When sequencing wastewater the nucleic acid fragments tend to be pretty torn up by the hostile environment, making it difficult to get much value from long-read sequencing. If this box is checked we assume that sequencing reads won't be longer than 120bp even if you're using a sequencing machine capable of producing longer ones when given good material.
Sample population (people):
Each time you go out and sample people, how many people are contributing?
Sampling schedule:
Cost per sample (dollars):
Sequencing run depth (reads):
Each time you run your sequencer, how many reads does it produce?
Read length (bp):

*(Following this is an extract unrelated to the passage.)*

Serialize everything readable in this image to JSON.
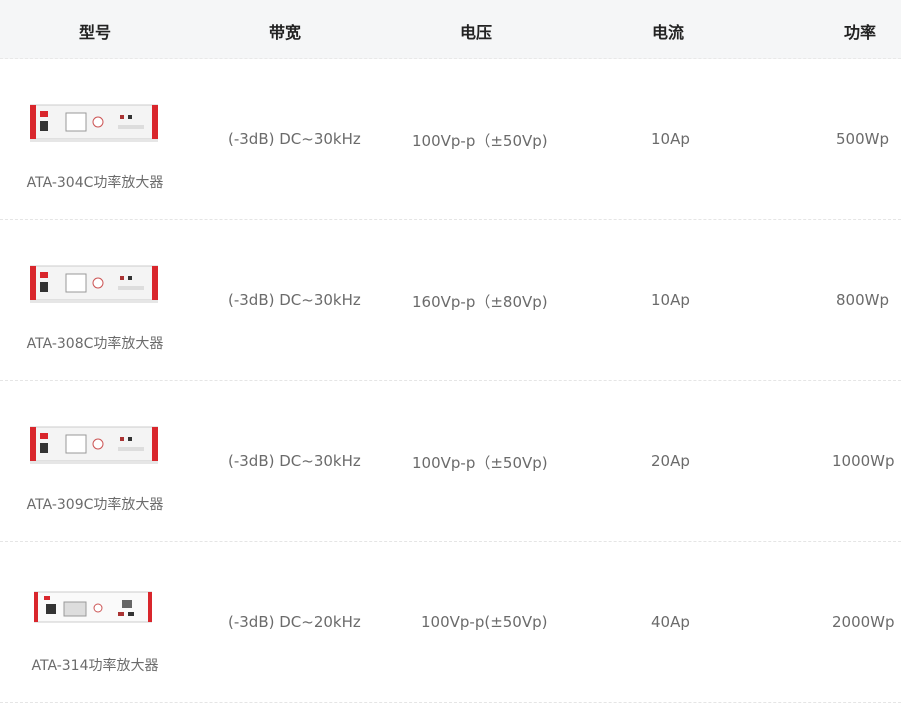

How long are the reads your sequencer generates? Note that actual reads will be lower if the sample is low quality; see "low-quality fragments?" above.
Cost per sequencing run (dollars):
Sequencing schedule:
Processing delay (days):
How long does it take from collecting a sample until you have the bioinformatic results? Remember to include lab time to prepare the sample for sequencing, waiting for your sample to get a turn on the sequencer, time on the sequencer, and bioinformatic processing.
Minimum Observations:
This model simulates detection as happening when a particular portion of the genome has been observed some number of times. Using a higher number here corresponds to requiring more certainty before raising an alarm.
In this model you can parallelize across multiple sites, each of which works exactly the same way. As a rough approximation, running twice as many sites will cost twice as much and detect at half the cumulative incidence.

Note that we don't model the most obvious benefit of multiple sites, where each one has a chance of being a location where the epidemic is farther ahead.

Overhead (percentage)
Assume costs are higher than the inputs specified above by this fixed percentage.
Annual Cost (dollars):
We will run the simulation the specified number of times, and display the results in a chart below.
Simulation Label
Use a descriptive label here, which will appear in your chart and on the outcomes table.